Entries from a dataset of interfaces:

►

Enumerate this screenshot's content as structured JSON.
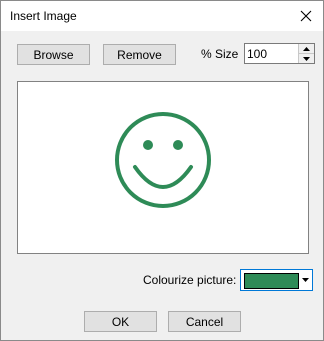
{
  "window": {
    "title": "Insert Image"
  },
  "toolbar": {
    "browse_label": "Browse",
    "remove_label": "Remove",
    "size_label": "% Size",
    "size_value": "100"
  },
  "preview": {
    "image": "smiley-face",
    "color": "#2e8b57"
  },
  "colorize": {
    "label": "Colourize picture:",
    "selected_color": "#2e8b57"
  },
  "footer": {
    "ok_label": "OK",
    "cancel_label": "Cancel"
  },
  "icons": {
    "close": "close-icon",
    "spin_up": "spin-up-icon",
    "spin_down": "spin-down-icon",
    "dropdown": "chevron-down-icon"
  }
}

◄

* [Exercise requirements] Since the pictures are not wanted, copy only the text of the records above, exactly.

* [Reply to the task]
Enumerate this screenshot's content as structured JSON.
{
  "window": {
    "title": "Insert Image"
  },
  "toolbar": {
    "browse_label": "Browse",
    "remove_label": "Remove",
    "size_label": "% Size",
    "size_value": "100"
  },
  "preview": {
    "image": "smiley-face",
    "color": "#2e8b57"
  },
  "colorize": {
    "label": "Colourize picture:",
    "selected_color": "#2e8b57"
  },
  "footer": {
    "ok_label": "OK",
    "cancel_label": "Cancel"
  },
  "icons": {
    "close": "close-icon",
    "spin_up": "spin-up-icon",
    "spin_down": "spin-down-icon",
    "dropdown": "chevron-down-icon"
  }
}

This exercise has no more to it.